Kentucky Derby Predictions and Betting Advice
I’ve never had a mint julep. Hell, I don’t even drink. But after previewing this race, I may need one.
And after it, if it all goes south – like it certainly can in the Derby and is, perhaps, likely in an edition as confusing as this the 140th – I may need several.
The class of the race isn’t difficult to spot – it’s California Chrome. A winner of four straight – each by at least five lengths – there’s no arguing that he’s the Derby favorite. Beyond that, though, the issue becomes considerably more murky – the rest of the field a cut below but impossible to separate.
And while you’d think that would make for easy handicapping, it doesn’t. Because though California Chrome is the best, there’s cause for significant concern given his inside post position, and the lightning quick pace that figures to develop with at least six horses in the field who either want the lead or want to push those on it.

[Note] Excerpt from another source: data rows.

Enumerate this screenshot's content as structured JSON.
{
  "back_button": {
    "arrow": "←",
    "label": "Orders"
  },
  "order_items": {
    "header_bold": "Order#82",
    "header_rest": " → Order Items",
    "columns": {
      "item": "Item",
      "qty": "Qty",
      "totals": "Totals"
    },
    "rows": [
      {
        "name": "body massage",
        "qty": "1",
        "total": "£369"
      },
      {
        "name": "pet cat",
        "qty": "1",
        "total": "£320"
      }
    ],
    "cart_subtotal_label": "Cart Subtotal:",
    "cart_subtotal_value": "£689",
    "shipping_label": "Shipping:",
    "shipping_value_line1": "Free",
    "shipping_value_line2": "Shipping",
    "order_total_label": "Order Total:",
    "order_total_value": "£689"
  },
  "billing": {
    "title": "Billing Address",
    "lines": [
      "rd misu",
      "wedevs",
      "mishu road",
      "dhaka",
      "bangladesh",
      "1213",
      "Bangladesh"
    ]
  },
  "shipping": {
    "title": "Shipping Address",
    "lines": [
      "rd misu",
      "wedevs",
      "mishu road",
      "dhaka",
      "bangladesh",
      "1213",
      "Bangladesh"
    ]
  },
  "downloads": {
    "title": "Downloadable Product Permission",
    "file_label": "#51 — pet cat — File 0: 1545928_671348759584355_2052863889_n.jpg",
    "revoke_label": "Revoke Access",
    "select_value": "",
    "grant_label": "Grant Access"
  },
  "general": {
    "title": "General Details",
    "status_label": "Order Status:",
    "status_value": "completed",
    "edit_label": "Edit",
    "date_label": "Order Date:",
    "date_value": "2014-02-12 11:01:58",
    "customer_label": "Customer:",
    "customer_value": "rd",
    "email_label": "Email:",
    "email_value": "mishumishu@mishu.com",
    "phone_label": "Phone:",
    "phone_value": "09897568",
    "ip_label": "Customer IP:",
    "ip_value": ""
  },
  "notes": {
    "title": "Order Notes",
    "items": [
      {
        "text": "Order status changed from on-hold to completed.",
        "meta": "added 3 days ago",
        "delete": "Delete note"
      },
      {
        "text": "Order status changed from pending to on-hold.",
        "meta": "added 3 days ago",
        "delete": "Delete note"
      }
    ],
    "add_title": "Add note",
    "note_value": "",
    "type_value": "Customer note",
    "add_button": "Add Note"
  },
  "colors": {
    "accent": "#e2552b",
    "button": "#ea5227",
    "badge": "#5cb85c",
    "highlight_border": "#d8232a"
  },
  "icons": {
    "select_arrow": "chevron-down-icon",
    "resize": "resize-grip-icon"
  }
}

Leaving you with a favorite with questions, and about a dozen indistinguishable others.
Or, in other words, a handicapping headache. For a brief look at each of the field’s 19 horses, see yesterday’s part I.
THE RACE: As the gates open and the cavalry charge is unleashed down the Churchill Downs front stretch, the question of race – how will California Chrome deal with the oppressive speed bearing down on him? – will quickly be answered. The pressure will come from all angles, with Vicar’s in Trouble slipping up along the rail to challenge for the lead, and Wildcat Red and Chitu crushing down from the outside.
Early on, I think Victor Espinoza will lean on California Chrome to hustle him up with the leaders in an attempt to move him to the outside and into fresh air. It won’t be easy, though, with Uncle Sigh, General a Rod, Samraat, and Tapiture there to push the pace, as well. Behind them will emerge a second group of mid-pack runners content to let the leaders fight it out, including Candy Boy, long-shot Harry’s Holiday, Ride On Curlin, and Medal Count. A final group of deep closers – Vinceremos, Dance With Fate, We Miss Artie, Intense Holiday, Wicked Strong, and Commanding Curve will round out the field.
Through the turn and down the back stretch, much of that form will hold. Look, though, for California Chrome, having made it to the outside, to slide back in hopes of avoiding a radioactive pace set by Wildcat Red and Chitu, pushed along by the other aforementioned speed horses on their heels. Expect, also, Danza to open a hole along the rail and do what it takes to keep it open as he readies a far turn drive, and don’t be surprised if Robby Albarado has Medal Count steadily making progress into that final turn.
Where it’ll all go to chaos.
Around the far turn, California Chrome will make a dynamic run around the outside, with Danza matching the favorite up the rail. Samraat and Tapiture will move as well, though neither doing enough to stay in step with the former pair. Candy Boy will go too, with Chitu finally giving way and starting to lose ground. From deeper in the pack, real noise will be made by the now driving Medal Count, with Intense Holiday unwinding a run and looking to pick his way through traffic behind them all.
At the top of the stretch, Wildcat Red and Vicar’s in Trouble – who will have been quietly rating behind the leaders for much of the race – will sit out front. The pair, though, will be on borrowed time. California Chrome and Danza will be attacking on either side, and the dynamic run of Medal Count will begin to look more and more menacing. Tapiture and Intense Holiday will be coming as well, with Wood Memorial winner Wicked Strong revving his engine from the back.